(What you have to do) All entries below must be output word for word, and the pictures left behind.

(Entries shown)
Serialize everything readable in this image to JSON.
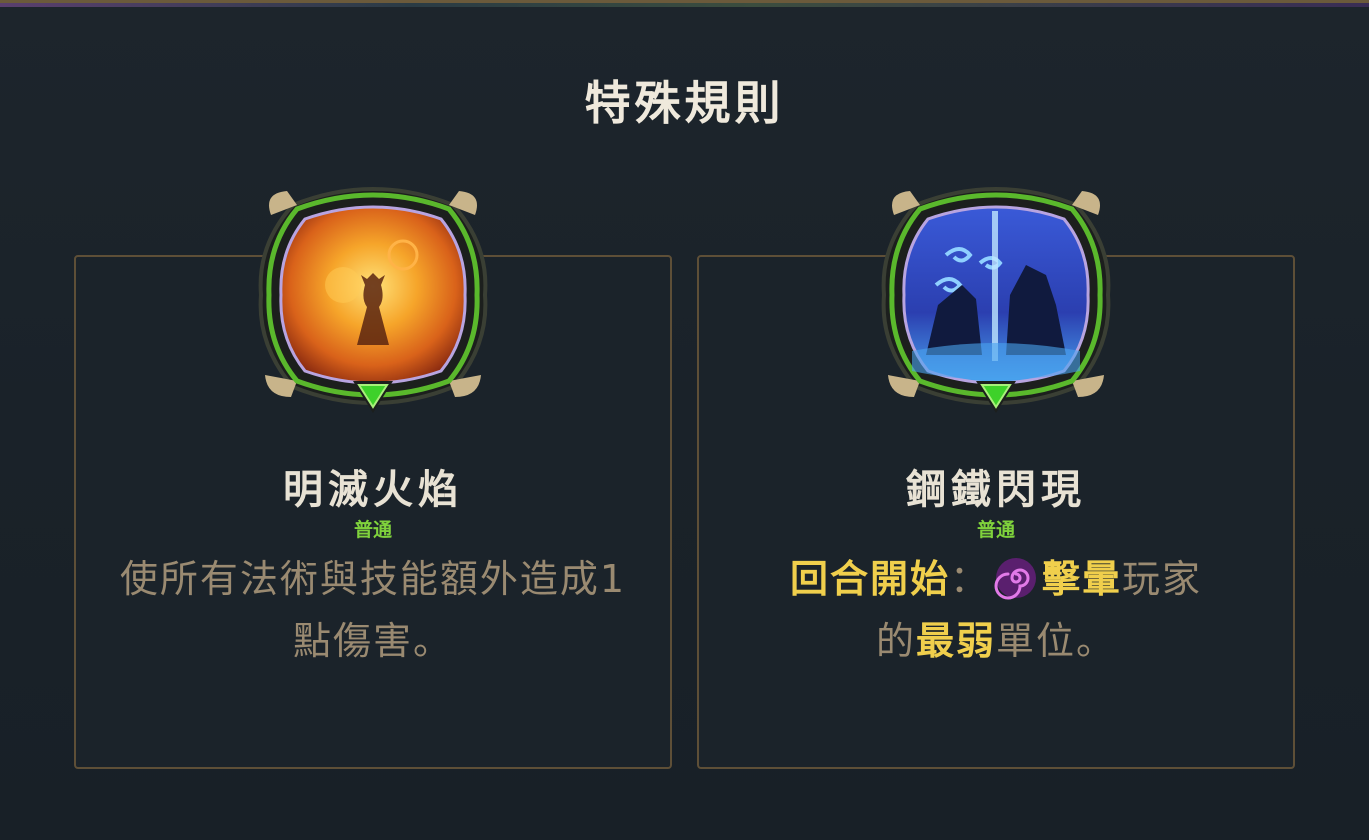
{
  "panel": {
    "title": "特殊規則"
  },
  "cards": [
    {
      "name": "明滅火焰",
      "rarity": "普通",
      "description": "使所有法術與技能額外造成1點傷害。",
      "icon": "fire-girl-icon"
    },
    {
      "name": "鋼鐵閃現",
      "rarity": "普通",
      "description_parts": {
        "trigger": "回合開始",
        "colon": "：",
        "keyword_stun": "擊暈",
        "text1": "玩家",
        "text2": "的",
        "keyword_weakest": "最弱",
        "text3": "單位。"
      },
      "icon": "steel-shadow-icon",
      "stun_icon": "spiral-stun-icon"
    }
  ],
  "colors": {
    "background": "#1a2128",
    "border": "#5e4f37",
    "title": "#efe9dc",
    "rarity": "#7fd23c",
    "description": "#9a8a71",
    "highlight": "#f0cf4c"
  }
}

(Answer space)
Serialize everything readable in this image to JSON.
{
  "panel": {
    "title": "特殊規則"
  },
  "cards": [
    {
      "name": "明滅火焰",
      "rarity": "普通",
      "description": "使所有法術與技能額外造成1點傷害。",
      "icon": "fire-girl-icon"
    },
    {
      "name": "鋼鐵閃現",
      "rarity": "普通",
      "description_parts": {
        "trigger": "回合開始",
        "colon": "：",
        "keyword_stun": "擊暈",
        "text1": "玩家",
        "text2": "的",
        "keyword_weakest": "最弱",
        "text3": "單位。"
      },
      "icon": "steel-shadow-icon",
      "stun_icon": "spiral-stun-icon"
    }
  ],
  "colors": {
    "background": "#1a2128",
    "border": "#5e4f37",
    "title": "#efe9dc",
    "rarity": "#7fd23c",
    "description": "#9a8a71",
    "highlight": "#f0cf4c"
  }
}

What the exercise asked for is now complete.